If you've been falsely accused of domestic violence, the process can be frustrating -- restraining orders, court dates, and attorneys' fees, and that doesn't even include a possible arrest or jail time. The process can also be frightening if you're facing eviction, being forced to stay away from children, or facing long-term incarceration.
So how can you get prosecutors to drop domestic violence charges? Generally that only happens if they don't believe they can prosecute the case, and that decision will depend on two factors:
If you truly did nothing wrong, domestic violence charges against you will likely be dropped. Prosecutors are bound by an ethical obligation to see that justice is done in every case, not just to obtain a conviction. If prosecutors do not believe a crime has been committed, or that available evidence would not support a conviction in court, ethical standards dictate that they dismiss the case.
So how do you convince law enforcement that you didn't do it? Testimonial or electronic evidence could prove that you weren't even present when the alleged incident happened. Physical evidence could prove that you didn't act violently. But be warned -- while the impulse to prove your innocence or tell your side of the story, be careful what you say or what you share with police. As we know from the Miranda warnings in every cop show or legal drama, anything you say can and will be used against you.
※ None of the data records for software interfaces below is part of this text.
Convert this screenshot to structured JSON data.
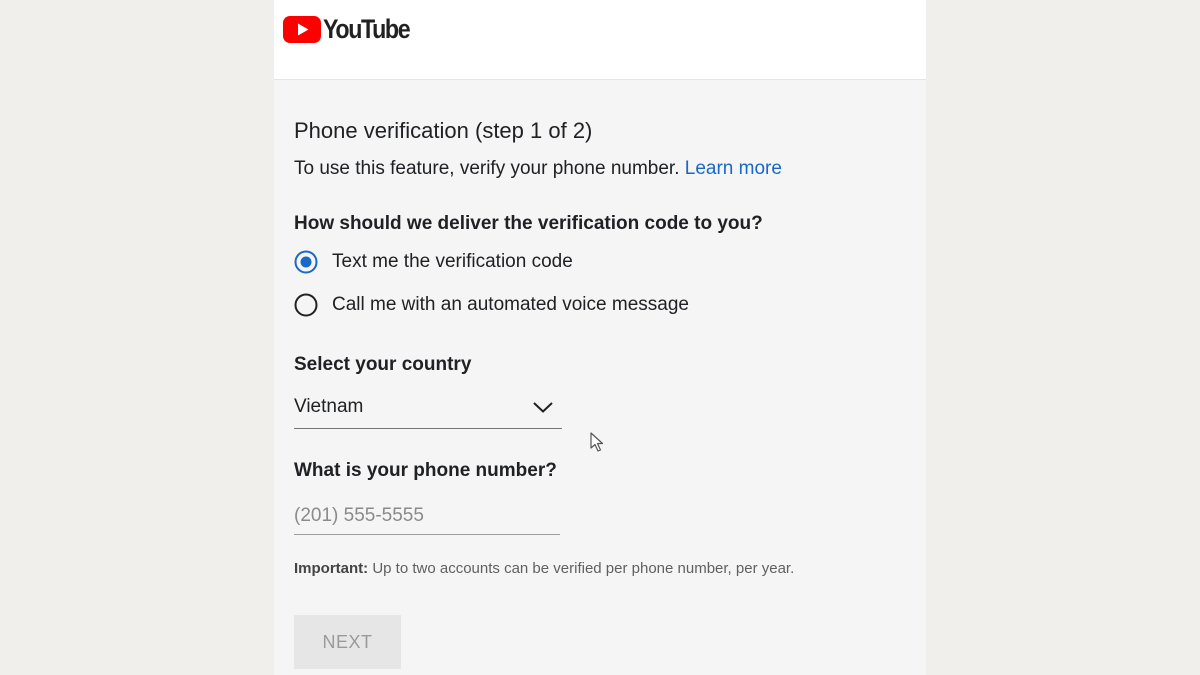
{
  "header": {
    "logo_text": "YouTube",
    "brand_color": "#ff0000"
  },
  "form": {
    "title": "Phone verification (step 1 of 2)",
    "subtitle": "To use this feature, verify your phone number.",
    "learn_more": "Learn more",
    "delivery_question": "How should we deliver the verification code to you?",
    "delivery_options": [
      {
        "label": "Text me the verification code",
        "selected": true
      },
      {
        "label": "Call me with an automated voice message",
        "selected": false
      }
    ],
    "country_label": "Select your country",
    "country_value": "Vietnam",
    "phone_label": "What is your phone number?",
    "phone_placeholder": "(201) 555-5555",
    "phone_value": "",
    "note_label": "Important:",
    "note_text": " Up to two accounts can be verified per phone number, per year.",
    "next_label": "NEXT"
  },
  "colors": {
    "accent": "#1a68c7",
    "radio_selected": "#1a68c7",
    "button_disabled_bg": "#e6e6e6",
    "button_disabled_text": "#9a9a9a"
  }
}
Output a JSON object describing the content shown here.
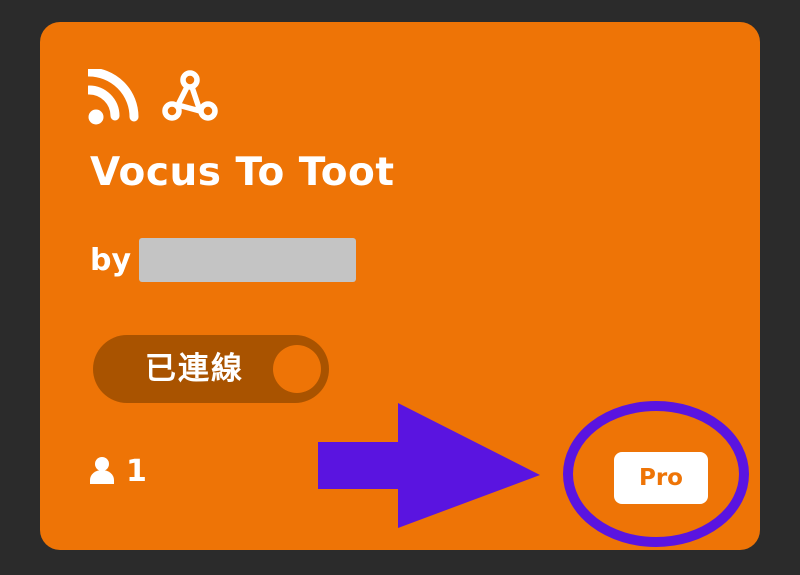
{
  "applet": {
    "service_icons": [
      "rss-icon",
      "webhook-icon"
    ],
    "title": "Vocus To Toot",
    "author_prefix": "by",
    "author_name_redacted": true,
    "connection_toggle": {
      "label": "已連線",
      "state": "on"
    },
    "user_count": "1",
    "badge": "Pro"
  },
  "colors": {
    "background": "#2b2b2b",
    "card": "#ee7406",
    "toggle_track": "#a95300",
    "redaction": "#c4c4c4",
    "annotation": "#5a14e0"
  },
  "annotation": {
    "arrow_direction": "right",
    "circled_element": "pro-badge"
  }
}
One common misconception about domestic violence charges is that they are filed or dropped by the alleged victim. In fact, they are filed by county or state prosecutors, and therefore can only be dropped by those same prosecutors. So prosecutors can proceed with domestic violence charges, even if the victim wants them dropped. That said, a reluctant or recanting victim can affect a prosecutors charging decision.
If an alleged victim alters his or her story of the alleged incident, and a prosecutor believes the newer version is the truth, they could be convinced that a crime did not occur and drop charges. Or, if an alleged victim refuses to testify or testifies under protest at trial, a prosecutor could decide that they don't have enough independent evidence to gain a conviction. And, as much as popular opinions have changed on domestic violence and we no longer think of abuse as a matter that should stay in the home, many jurors are reluctant to issue a guilty verdict if the alleged victim doesn't think the case should be in court at all.
The best way to assess domestic violence charges against you, and argue they be dropped, is through an experienced criminal defense attorney.